How Do I Graft Fruit Trees?


According to the University of California Cooperative Extension Farm Advisor, "Grafting is a vegetative propagation techniques in which a single bud or stem (scion) of a desired plant (cultivar) is attached to a rootstock plant." For many fruit trees, grafting enables an old plant with well established roots to extend its productive years by merging it with young productive branches. For other plants, grafting is the only means of producing an edible harvest within a tree's first 5 years.

Step 1

Determine the tree for gathering scion wood. Young trees produce the most vigorous growth and are ideal for grafting. For best results, graft fruit trees in the spring to allow the plant an entire growing season to recover and merge with the new branches.

Step 2

Cut the scion wood branches into 6-inch strips and immerse the branches in water while cutting and moving to the root stalk location to ensure they will not dry out.

Step 3

Determine the tree for grafting. This particular approach is most successful on larger branch or stalk varieties where the stalks are at least 3/4 inch in diameter.

Step 4

Prepare the tree for grafting by cutting the branch at the crotch, just above where the smaller branches begin growing. For best results and to prevent splitting, saw from the bottom of the limb until the saw binds, and then do the final cuts from the top. Leave at least one entire branch from the old tree as a nurse branch. This branch provides the nutrients for the rest of the tree.

Step 5

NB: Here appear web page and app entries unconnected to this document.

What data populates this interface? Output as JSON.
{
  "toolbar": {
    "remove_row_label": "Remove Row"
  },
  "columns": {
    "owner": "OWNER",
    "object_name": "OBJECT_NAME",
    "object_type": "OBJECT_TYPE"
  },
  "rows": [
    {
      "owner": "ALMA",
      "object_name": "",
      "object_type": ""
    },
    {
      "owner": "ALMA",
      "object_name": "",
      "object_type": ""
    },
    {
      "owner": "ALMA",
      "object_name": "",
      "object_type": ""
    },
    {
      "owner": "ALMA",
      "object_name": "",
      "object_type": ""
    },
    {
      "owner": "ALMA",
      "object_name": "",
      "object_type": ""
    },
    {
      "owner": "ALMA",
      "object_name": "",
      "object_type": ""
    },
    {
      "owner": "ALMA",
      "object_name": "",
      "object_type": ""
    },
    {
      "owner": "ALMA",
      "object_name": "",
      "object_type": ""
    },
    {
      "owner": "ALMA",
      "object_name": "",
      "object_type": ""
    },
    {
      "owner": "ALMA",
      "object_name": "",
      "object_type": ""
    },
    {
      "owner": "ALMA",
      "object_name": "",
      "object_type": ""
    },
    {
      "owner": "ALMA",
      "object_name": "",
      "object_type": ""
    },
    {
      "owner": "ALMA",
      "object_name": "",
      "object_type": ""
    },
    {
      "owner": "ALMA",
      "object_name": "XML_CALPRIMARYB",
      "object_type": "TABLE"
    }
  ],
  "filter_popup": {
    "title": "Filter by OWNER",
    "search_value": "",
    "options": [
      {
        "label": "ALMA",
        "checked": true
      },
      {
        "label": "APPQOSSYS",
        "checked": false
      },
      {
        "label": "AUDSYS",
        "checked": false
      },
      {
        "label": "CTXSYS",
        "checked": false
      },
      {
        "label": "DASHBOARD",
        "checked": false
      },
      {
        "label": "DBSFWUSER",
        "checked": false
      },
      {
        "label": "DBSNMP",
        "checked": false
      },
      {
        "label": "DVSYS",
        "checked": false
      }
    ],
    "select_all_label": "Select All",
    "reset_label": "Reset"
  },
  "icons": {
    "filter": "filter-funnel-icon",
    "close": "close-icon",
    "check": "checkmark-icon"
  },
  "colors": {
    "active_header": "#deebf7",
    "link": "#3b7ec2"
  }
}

According to the University of California Cooperative Extension Farm Advisor, the best technique for grafting is as follows: "Cut vertical slits 2 1/2 to 3 1/2 inches (6.2 to 8.7 cm) long through the bark of the remaining freshly cut rootstock stubs down to the wood. These slits should be spaced 3 to 5 inches (7.5 to 12.5 cm) apart. Cut the scions 5 to 6 inches (12.5 to 15 cm) long with 4 to 6 buds per scion. If scions are cut longer than this, they may dry out before healing. When cutting the scions, make a sloping cut about 3 inches (7.5 cm) long at the base of the scion."

Step 6

Place the scion alongside the tree's branch and use a knife to trace where the scion will be grafted. Then make cuts into the bark equal to the width of the scion. Gently lift the bark and insert the scion. Fasten the scion by wrapping tightly with the budding tape.

Step 7

Leave the tape in place for 3-6 weeks, or until the new graft begins to bud fresh growth.

Things You'll Need

  • Scions
  • Bucket of water
  • Root stalk
  • Sharp grafting knife
  • 1/2-inch clear polyethylene budding tape


  • Grafting Citrus
  • Grafting Avocado
  • Grafting and Budding Fruit Trees
Keywords: fruit tree propagation, vegetative propagation, grafting fruit trees

About this Author

Ann White is a freelance journalist with prior experience as a Corporate and Business Attorney and Family Law Mediator. She has written for multiple university newspapers and has published over 300 articles for publishers such as EHow and Garden Guides. White earned her Juris Doctor from Thomas Jefferson School of Law and a Bachelor of Arts in English literature.